Many buyers don’t realize that closing costs are so high, so they aren’t able to come up with enough cash to cover these fees before closing. The entire deal could fall through if you can’t pay closing costs, so make sure you plan ahead by putting money aside for these expenses.
Understand the Difference Between Pre-Qualification vs. Pre-Approval
The terms “pre-qualification” and “pre-approval” are often used interchangeably, but they’re not the same. Your lender will determine if you pre-qualify for a mortgage, and if so, how much you can borrow, based on information you provide about your income, debts, and employment. However, you will need to fill out a detailed application and provide documentation to the lender to get pre-approved for a mortgage.
In other words, a pre-qualification is based on information you provide, whereas a pre-approval is based on information the lender has actually verified.
The terms of your pre-qualification are not set in stone. For example, say you accidentally submit incorrect information when applying for pre-qualification. Then, you make an offer on a home based on your pre-qualification. The terms of your approval may change once your lender discovers that the information you submitted was incorrect. As a result of these changes, you may no longer be able to afford the home.
To avoid mistakes like these, make sure you are aware of the difference between a pre-qualification and pre-approval. It’s best to get pre-approved rather than pre-qualified before searching for or making an offer on a home.
Work With A Realtor®
Working with a Realtor® can ensure that the process of buying a home goes as smoothly as possible.
If you’re in the early stages of your home buying journey, your Realtor® will be able to recommend reliable lenders that offer loans that fit your unique needs.
After your offer on a home is accepted, your Realtor® can help you complete all of the necessary tasks to finalize your loan, including scheduling an inspection and appraisal.
In the days leading up to closing, your Realtor® can walk you through your financing paperwork, including the closing disclosure document.

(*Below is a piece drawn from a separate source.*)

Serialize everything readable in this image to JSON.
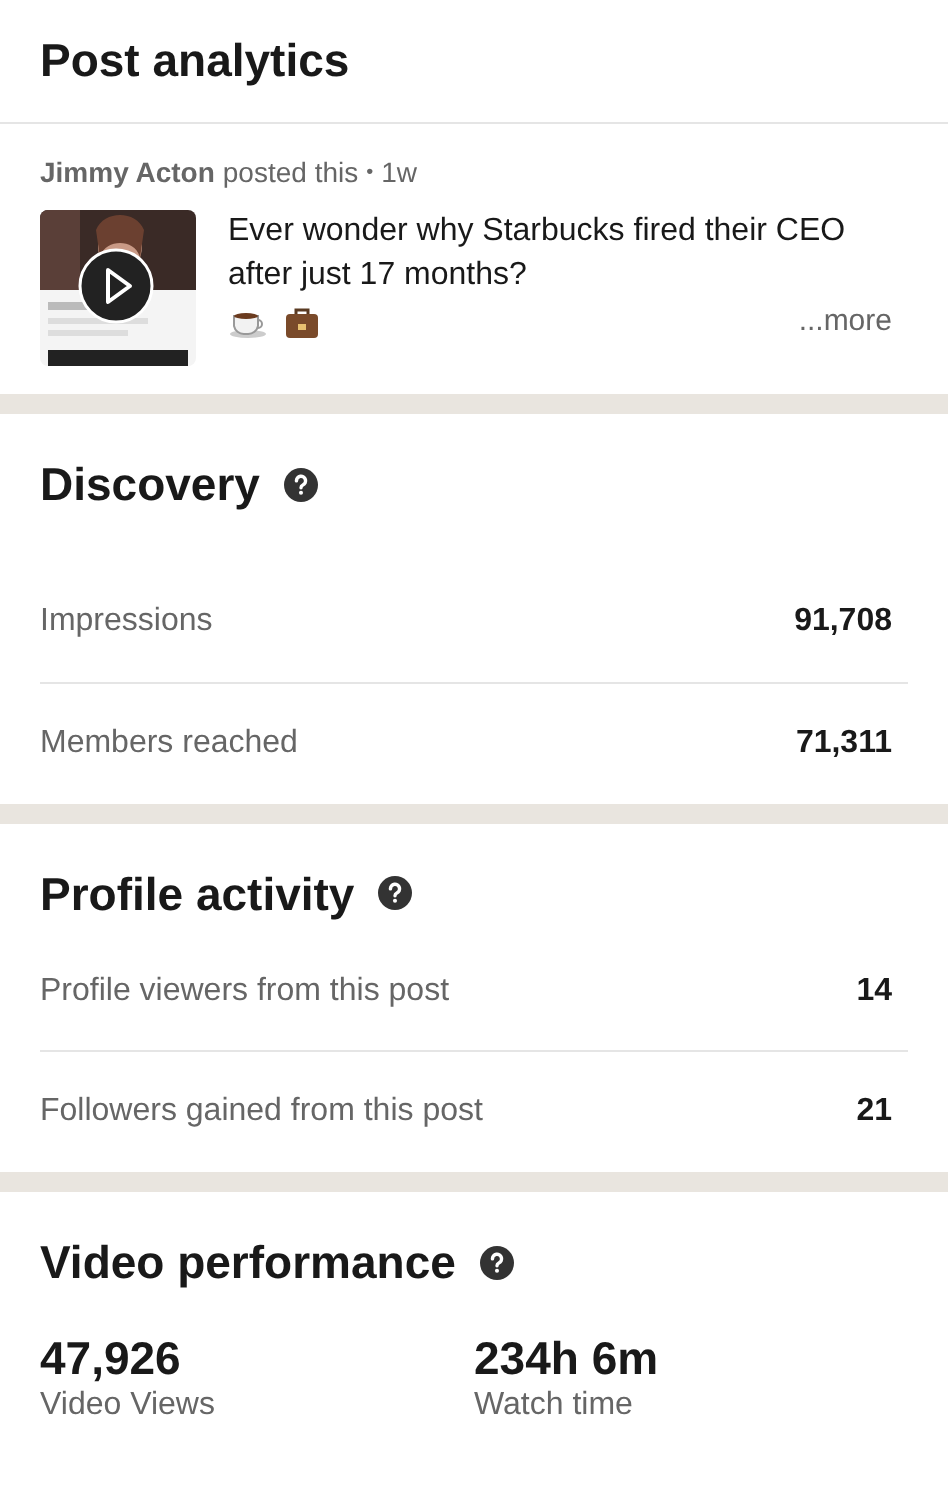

Let your Realtor® guide you through the process of financing a home so you can avoid making costly mortgage mistakes.